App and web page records
• • •

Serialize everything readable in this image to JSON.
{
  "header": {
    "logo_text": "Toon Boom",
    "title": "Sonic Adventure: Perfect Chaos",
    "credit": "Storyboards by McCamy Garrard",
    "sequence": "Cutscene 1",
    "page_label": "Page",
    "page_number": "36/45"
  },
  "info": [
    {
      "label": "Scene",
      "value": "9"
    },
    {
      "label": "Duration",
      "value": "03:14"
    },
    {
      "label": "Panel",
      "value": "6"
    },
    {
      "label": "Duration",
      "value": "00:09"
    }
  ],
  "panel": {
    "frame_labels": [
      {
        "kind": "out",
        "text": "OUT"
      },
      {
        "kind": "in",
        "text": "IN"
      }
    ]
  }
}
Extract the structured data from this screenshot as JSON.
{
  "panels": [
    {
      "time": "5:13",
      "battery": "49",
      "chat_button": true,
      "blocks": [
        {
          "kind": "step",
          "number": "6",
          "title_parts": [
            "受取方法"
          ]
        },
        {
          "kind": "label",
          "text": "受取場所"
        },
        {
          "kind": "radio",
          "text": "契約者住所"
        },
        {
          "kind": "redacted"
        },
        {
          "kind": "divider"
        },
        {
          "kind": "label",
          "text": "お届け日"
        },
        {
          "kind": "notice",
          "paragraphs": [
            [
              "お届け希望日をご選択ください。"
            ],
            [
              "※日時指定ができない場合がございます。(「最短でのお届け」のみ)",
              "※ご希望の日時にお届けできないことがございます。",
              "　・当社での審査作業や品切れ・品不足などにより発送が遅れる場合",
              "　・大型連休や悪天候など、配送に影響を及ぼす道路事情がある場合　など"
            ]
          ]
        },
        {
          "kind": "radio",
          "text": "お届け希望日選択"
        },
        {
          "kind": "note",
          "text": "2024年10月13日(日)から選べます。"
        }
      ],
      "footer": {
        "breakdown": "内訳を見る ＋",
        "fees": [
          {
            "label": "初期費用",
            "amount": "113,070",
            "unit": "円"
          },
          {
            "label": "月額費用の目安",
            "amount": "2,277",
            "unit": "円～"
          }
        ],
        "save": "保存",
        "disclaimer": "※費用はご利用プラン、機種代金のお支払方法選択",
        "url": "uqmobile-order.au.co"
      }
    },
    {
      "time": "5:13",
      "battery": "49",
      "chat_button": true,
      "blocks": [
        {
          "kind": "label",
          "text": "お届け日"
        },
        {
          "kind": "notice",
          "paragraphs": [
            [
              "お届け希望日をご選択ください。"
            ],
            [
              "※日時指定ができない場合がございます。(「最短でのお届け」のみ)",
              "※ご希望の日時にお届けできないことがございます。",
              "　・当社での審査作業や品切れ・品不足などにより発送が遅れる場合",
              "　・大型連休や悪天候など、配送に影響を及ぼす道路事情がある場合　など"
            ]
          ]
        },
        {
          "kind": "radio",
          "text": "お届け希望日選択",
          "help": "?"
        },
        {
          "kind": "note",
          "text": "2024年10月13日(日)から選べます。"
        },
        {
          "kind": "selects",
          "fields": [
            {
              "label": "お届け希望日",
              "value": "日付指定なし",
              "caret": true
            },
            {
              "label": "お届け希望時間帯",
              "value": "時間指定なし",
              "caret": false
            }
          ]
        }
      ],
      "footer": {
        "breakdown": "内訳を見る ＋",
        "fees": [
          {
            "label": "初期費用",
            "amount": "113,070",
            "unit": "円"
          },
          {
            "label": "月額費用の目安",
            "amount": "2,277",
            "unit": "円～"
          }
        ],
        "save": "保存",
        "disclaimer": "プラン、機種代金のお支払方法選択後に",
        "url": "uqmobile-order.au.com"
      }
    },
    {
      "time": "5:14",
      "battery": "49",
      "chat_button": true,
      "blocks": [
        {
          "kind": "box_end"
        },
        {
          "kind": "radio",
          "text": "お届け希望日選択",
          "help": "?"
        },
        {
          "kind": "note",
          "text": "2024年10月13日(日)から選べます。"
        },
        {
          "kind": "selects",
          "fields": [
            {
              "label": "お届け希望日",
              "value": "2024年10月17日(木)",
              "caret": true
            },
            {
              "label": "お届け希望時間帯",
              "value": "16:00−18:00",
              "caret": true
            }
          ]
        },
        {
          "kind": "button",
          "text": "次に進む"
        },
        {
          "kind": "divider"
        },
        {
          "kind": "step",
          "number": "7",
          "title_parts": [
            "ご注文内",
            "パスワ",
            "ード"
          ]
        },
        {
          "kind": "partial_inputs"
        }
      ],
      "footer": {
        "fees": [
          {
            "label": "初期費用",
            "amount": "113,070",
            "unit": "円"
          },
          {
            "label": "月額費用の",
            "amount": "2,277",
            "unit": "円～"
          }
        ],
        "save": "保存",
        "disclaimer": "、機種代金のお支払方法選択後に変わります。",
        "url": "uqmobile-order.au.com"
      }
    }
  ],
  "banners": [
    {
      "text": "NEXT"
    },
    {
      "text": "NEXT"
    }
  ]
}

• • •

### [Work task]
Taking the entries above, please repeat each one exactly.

### [Written reply]
Serialize everything readable in this image to JSON.
{
  "header": {
    "logo_text": "Toon Boom",
    "title": "Sonic Adventure: Perfect Chaos",
    "credit": "Storyboards by McCamy Garrard",
    "sequence": "Cutscene 1",
    "page_label": "Page",
    "page_number": "36/45"
  },
  "info": [
    {
      "label": "Scene",
      "value": "9"
    },
    {
      "label": "Duration",
      "value": "03:14"
    },
    {
      "label": "Panel",
      "value": "6"
    },
    {
      "label": "Duration",
      "value": "00:09"
    }
  ],
  "panel": {
    "frame_labels": [
      {
        "kind": "out",
        "text": "OUT"
      },
      {
        "kind": "in",
        "text": "IN"
      }
    ]
  }
}
Extract the structured data from this screenshot as JSON.
{
  "panels": [
    {
      "time": "5:13",
      "battery": "49",
      "chat_button": true,
      "blocks": [
        {
          "kind": "step",
          "number": "6",
          "title_parts": [
            "受取方法"
          ]
        },
        {
          "kind": "label",
          "text": "受取場所"
        },
        {
          "kind": "radio",
          "text": "契約者住所"
        },
        {
          "kind": "redacted"
        },
        {
          "kind": "divider"
        },
        {
          "kind": "label",
          "text": "お届け日"
        },
        {
          "kind": "notice",
          "paragraphs": [
            [
              "お届け希望日をご選択ください。"
            ],
            [
              "※日時指定ができない場合がございます。(「最短でのお届け」のみ)",
              "※ご希望の日時にお届けできないことがございます。",
              "　・当社での審査作業や品切れ・品不足などにより発送が遅れる場合",
              "　・大型連休や悪天候など、配送に影響を及ぼす道路事情がある場合　など"
            ]
          ]
        },
        {
          "kind": "radio",
          "text": "お届け希望日選択"
        },
        {
          "kind": "note",
          "text": "2024年10月13日(日)から選べます。"
        }
      ],
      "footer": {
        "breakdown": "内訳を見る ＋",
        "fees": [
          {
            "label": "初期費用",
            "amount": "113,070",
            "unit": "円"
          },
          {
            "label": "月額費用の目安",
            "amount": "2,277",
            "unit": "円～"
          }
        ],
        "save": "保存",
        "disclaimer": "※費用はご利用プラン、機種代金のお支払方法選択",
        "url": "uqmobile-order.au.co"
      }
    },
    {
      "time": "5:13",
      "battery": "49",
      "chat_button": true,
      "blocks": [
        {
          "kind": "label",
          "text": "お届け日"
        },
        {
          "kind": "notice",
          "paragraphs": [
            [
              "お届け希望日をご選択ください。"
            ],
            [
              "※日時指定ができない場合がございます。(「最短でのお届け」のみ)",
              "※ご希望の日時にお届けできないことがございます。",
              "　・当社での審査作業や品切れ・品不足などにより発送が遅れる場合",
              "　・大型連休や悪天候など、配送に影響を及ぼす道路事情がある場合　など"
            ]
          ]
        },
        {
          "kind": "radio",
          "text": "お届け希望日選択",
          "help": "?"
        },
        {
          "kind": "note",
          "text": "2024年10月13日(日)から選べます。"
        },
        {
          "kind": "selects",
          "fields": [
            {
              "label": "お届け希望日",
              "value": "日付指定なし",
              "caret": true
            },
            {
              "label": "お届け希望時間帯",
              "value": "時間指定なし",
              "caret": false
            }
          ]
        }
      ],
      "footer": {
        "breakdown": "内訳を見る ＋",
        "fees": [
          {
            "label": "初期費用",
            "amount": "113,070",
            "unit": "円"
          },
          {
            "label": "月額費用の目安",
            "amount": "2,277",
            "unit": "円～"
          }
        ],
        "save": "保存",
        "disclaimer": "プラン、機種代金のお支払方法選択後に",
        "url": "uqmobile-order.au.com"
      }
    },
    {
      "time": "5:14",
      "battery": "49",
      "chat_button": true,
      "blocks": [
        {
          "kind": "box_end"
        },
        {
          "kind": "radio",
          "text": "お届け希望日選択",
          "help": "?"
        },
        {
          "kind": "note",
          "text": "2024年10月13日(日)から選べます。"
        },
        {
          "kind": "selects",
          "fields": [
            {
              "label": "お届け希望日",
              "value": "2024年10月17日(木)",
              "caret": true
            },
            {
              "label": "お届け希望時間帯",
              "value": "16:00−18:00",
              "caret": true
            }
          ]
        },
        {
          "kind": "button",
          "text": "次に進む"
        },
        {
          "kind": "divider"
        },
        {
          "kind": "step",
          "number": "7",
          "title_parts": [
            "ご注文内",
            "パスワ",
            "ード"
          ]
        },
        {
          "kind": "partial_inputs"
        }
      ],
      "footer": {
        "fees": [
          {
            "label": "初期費用",
            "amount": "113,070",
            "unit": "円"
          },
          {
            "label": "月額費用の",
            "amount": "2,277",
            "unit": "円～"
          }
        ],
        "save": "保存",
        "disclaimer": "、機種代金のお支払方法選択後に変わります。",
        "url": "uqmobile-order.au.com"
      }
    }
  ],
  "banners": [
    {
      "text": "NEXT"
    },
    {
      "text": "NEXT"
    }
  ]
}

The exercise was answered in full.